*** GIVEN DATA
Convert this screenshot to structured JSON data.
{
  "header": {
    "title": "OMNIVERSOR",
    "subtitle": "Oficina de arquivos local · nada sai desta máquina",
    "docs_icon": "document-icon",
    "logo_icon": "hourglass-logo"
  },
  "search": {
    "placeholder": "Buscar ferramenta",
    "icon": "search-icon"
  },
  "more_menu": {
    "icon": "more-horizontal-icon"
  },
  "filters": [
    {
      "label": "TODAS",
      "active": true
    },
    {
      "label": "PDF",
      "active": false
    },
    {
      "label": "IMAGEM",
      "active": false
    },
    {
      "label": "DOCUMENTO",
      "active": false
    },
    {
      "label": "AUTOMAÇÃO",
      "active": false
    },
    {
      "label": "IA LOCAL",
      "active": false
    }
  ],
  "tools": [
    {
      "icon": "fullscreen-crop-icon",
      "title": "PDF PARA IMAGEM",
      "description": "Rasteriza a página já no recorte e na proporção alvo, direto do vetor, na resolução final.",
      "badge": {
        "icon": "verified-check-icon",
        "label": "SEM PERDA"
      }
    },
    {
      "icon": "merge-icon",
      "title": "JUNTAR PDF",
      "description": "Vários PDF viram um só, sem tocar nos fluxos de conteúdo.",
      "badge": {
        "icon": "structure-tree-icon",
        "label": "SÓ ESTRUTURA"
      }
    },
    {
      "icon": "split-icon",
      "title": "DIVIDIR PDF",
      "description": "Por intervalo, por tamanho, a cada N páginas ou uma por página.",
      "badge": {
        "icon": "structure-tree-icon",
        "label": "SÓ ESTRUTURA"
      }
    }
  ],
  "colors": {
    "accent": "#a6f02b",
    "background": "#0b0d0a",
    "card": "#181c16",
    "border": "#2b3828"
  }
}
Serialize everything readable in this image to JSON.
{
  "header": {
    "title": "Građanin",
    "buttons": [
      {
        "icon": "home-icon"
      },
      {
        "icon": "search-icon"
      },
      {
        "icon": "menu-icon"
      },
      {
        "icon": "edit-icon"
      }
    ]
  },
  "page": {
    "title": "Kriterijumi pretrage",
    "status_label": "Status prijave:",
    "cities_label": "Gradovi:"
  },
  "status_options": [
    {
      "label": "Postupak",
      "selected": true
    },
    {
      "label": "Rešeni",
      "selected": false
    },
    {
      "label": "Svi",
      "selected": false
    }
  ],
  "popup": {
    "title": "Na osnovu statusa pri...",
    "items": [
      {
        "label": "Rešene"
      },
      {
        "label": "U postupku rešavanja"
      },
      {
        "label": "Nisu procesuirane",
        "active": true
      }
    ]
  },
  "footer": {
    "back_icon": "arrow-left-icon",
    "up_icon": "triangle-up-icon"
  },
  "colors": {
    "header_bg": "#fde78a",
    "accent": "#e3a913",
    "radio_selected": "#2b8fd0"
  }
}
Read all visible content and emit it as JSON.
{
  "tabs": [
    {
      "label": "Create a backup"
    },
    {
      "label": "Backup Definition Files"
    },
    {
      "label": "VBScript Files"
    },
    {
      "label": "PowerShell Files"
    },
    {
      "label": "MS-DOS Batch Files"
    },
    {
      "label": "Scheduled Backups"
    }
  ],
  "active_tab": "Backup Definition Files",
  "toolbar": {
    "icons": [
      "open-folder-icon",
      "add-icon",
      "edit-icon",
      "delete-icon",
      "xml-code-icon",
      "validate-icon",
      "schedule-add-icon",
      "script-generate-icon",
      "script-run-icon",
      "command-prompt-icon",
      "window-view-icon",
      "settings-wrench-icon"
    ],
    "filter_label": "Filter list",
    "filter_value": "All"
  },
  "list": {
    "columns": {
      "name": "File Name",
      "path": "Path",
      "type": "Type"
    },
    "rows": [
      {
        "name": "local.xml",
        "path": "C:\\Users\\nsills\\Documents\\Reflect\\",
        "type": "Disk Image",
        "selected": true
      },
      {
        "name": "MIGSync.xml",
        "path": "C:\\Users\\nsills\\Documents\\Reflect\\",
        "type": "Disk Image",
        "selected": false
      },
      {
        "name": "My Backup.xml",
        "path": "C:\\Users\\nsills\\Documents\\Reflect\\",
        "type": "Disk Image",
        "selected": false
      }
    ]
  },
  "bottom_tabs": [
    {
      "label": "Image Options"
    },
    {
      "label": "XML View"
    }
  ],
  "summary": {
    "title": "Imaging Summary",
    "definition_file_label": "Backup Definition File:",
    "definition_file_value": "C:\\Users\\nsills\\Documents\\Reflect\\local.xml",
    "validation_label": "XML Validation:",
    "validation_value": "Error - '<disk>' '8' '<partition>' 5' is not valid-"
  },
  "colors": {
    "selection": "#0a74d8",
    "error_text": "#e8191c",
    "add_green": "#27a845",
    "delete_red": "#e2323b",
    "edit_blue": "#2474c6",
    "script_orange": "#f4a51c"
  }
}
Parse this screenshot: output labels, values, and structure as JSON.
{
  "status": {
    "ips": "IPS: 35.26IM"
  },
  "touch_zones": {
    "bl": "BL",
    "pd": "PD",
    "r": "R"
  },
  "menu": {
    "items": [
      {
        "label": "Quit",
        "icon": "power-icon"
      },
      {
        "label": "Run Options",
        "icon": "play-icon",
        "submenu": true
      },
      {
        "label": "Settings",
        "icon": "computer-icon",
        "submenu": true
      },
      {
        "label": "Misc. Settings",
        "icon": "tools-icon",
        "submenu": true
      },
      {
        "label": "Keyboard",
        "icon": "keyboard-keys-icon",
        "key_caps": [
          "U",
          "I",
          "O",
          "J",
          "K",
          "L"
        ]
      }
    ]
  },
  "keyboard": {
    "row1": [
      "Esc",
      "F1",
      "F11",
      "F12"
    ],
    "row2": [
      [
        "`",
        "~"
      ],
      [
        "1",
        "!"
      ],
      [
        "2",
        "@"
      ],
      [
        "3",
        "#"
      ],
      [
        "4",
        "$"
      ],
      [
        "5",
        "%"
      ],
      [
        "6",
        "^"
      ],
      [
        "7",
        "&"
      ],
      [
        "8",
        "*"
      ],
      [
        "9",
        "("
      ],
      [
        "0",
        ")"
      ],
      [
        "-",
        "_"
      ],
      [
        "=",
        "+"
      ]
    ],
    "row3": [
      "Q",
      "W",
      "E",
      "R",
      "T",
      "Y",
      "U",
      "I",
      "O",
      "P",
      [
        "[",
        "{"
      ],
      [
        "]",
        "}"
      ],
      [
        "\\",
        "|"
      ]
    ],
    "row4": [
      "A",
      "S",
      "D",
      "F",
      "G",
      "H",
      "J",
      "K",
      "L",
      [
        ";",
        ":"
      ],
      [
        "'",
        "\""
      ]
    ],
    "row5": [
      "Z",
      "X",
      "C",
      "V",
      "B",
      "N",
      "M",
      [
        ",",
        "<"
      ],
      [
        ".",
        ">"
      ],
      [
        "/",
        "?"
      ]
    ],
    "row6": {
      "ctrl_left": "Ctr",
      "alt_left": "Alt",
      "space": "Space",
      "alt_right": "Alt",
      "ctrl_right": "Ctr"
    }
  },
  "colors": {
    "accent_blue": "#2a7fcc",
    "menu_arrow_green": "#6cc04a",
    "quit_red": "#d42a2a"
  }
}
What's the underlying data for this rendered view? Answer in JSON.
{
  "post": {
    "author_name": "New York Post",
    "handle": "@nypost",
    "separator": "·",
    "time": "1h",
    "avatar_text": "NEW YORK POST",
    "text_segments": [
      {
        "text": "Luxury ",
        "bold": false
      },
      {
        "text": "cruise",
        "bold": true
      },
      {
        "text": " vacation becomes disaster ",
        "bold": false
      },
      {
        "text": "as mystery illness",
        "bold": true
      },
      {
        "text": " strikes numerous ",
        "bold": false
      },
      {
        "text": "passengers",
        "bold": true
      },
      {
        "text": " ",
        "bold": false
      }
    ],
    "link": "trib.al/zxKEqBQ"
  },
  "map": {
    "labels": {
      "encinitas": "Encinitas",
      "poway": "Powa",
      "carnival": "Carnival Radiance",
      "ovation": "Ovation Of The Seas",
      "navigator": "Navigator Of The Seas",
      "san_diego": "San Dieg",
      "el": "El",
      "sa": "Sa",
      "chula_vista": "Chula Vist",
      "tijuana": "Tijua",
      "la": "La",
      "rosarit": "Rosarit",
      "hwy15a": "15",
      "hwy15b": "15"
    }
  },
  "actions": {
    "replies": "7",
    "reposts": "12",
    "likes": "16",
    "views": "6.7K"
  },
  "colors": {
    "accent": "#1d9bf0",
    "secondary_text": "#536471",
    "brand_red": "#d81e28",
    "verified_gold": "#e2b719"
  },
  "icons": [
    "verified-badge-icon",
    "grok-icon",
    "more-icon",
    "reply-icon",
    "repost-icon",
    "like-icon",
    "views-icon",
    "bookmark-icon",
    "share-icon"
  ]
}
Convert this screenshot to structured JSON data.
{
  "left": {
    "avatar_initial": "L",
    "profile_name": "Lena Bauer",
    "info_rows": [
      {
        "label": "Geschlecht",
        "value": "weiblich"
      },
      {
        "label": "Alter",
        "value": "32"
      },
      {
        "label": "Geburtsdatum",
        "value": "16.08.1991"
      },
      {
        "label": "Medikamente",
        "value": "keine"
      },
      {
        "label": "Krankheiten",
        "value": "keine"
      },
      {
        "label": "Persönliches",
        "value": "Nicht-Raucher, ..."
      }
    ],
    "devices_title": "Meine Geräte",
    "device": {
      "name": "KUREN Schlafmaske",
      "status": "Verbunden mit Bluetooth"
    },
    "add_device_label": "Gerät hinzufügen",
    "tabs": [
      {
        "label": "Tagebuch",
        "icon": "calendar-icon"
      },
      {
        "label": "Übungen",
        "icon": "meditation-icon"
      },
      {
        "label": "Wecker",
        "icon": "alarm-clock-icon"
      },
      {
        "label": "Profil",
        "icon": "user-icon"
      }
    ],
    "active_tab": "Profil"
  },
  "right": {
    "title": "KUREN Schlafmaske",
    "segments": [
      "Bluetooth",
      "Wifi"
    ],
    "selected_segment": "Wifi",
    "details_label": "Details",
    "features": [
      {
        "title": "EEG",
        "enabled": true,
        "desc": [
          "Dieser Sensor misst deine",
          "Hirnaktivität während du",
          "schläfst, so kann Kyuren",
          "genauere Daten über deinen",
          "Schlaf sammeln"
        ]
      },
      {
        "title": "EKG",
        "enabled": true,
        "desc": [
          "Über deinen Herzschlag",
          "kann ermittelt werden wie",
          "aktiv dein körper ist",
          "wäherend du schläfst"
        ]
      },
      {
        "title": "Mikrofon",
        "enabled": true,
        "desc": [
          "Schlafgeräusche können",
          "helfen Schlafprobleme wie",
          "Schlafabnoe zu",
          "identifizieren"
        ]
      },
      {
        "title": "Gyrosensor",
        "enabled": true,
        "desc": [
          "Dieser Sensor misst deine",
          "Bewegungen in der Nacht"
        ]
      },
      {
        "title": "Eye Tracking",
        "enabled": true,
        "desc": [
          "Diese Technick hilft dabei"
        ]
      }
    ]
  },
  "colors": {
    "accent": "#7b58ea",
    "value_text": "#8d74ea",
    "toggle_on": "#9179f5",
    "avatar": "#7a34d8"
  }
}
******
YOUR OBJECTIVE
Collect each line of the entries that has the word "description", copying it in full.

FINAL ANSWER
      "description": "Rasteriza a página já no recorte e na proporção alvo, direto do vetor, na resolução final.",
      "description": "Vários PDF viram um só, sem tocar nos fluxos de conteúdo.",
      "description": "Por intervalo, por tamanho, a cada N páginas ou uma por página.",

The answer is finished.